For a single tenant application it will look like this:
App Registration: 1 instance in your Azure AD
Enterprise App: 1 instance in your Azure AD
For a multitenant application it will look like this:
App Registration: 1 instance in your Azure AD
Enterprise App: N instances (1 instance in every Azure AD that uses your application)
Example of a multitenant application:
Some of the things you can do or define for your application at the Enterprise App level include (not an exhaustive list):
Your own custom Name or Logo that will take precedence over the name or logo defined at the App Registration level.
Assign User or Groups from your Azure AD to the AppRoles (remember, AppRoles are defined at the App Registration level)
Track who has consented to the permissions that the application requests
You can assign the Service Principal to Azure RBAC roles and therefore give it permissions to Resources in your Subscription
For the most part, App Registrations and Enterprise apps go hand in hand. When you have one, you also have the other. In fact, when you create a new App Registration via the Azure Portal, it will automatically create an Enterprise App for you as well. I do want to highlight a couple of exceptions:
If you use the Microsoft Graph API, then you have to create an App Registration and an Enterprise App (service principal) through two separate commands. However, the Microsoft Graph API will not let you create a Service Principal without first creating an App Registration.
The AzureAD module in PowerShell will still let you create an individual Service Principal that is not tied to an App Registration. This is considered legacy, and should only be used if necessary.
This is quite a huge subject and could potentially be the topic for many blog posts to come. However, I wanted to keep this post high level and I think I'll end things here.

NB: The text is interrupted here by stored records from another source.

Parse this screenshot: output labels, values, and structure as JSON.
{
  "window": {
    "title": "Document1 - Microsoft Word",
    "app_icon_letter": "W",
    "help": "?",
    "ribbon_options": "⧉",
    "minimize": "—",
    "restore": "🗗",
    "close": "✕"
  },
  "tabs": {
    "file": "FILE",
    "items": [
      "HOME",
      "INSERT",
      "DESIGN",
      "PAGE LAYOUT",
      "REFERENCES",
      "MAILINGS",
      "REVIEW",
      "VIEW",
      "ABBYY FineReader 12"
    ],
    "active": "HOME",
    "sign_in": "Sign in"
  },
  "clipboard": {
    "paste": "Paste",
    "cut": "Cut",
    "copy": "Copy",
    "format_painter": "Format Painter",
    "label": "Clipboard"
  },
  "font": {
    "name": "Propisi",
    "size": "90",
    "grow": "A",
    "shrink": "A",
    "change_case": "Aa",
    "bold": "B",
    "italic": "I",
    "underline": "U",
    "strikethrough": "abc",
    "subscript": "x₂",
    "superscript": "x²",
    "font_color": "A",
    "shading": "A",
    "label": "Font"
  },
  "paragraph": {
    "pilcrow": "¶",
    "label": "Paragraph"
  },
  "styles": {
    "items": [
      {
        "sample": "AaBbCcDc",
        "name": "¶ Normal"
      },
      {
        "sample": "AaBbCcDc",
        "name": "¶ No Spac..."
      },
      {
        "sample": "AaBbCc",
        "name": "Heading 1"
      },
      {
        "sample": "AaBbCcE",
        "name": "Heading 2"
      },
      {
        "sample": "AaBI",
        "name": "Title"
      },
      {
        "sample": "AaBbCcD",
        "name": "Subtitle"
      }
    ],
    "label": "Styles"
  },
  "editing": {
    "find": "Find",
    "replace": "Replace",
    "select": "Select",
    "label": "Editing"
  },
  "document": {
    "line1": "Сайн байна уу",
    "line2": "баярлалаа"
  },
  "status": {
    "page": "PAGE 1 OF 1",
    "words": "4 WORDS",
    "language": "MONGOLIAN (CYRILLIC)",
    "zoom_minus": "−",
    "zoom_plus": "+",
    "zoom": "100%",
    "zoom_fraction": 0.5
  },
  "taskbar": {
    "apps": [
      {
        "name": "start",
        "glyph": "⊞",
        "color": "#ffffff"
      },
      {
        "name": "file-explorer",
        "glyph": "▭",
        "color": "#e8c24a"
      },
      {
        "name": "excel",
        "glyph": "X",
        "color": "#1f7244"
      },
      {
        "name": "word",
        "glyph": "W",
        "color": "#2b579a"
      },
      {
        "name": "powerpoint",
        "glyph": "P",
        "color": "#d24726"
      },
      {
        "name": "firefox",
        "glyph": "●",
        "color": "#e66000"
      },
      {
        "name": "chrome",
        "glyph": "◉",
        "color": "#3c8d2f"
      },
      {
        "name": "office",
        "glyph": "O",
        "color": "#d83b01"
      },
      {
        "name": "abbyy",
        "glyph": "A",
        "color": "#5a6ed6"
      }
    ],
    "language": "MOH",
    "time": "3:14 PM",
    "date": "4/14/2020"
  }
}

Checkout Part 2 of this series for more on this subject. Part 2 focuses specifically on App Roles and Scopes.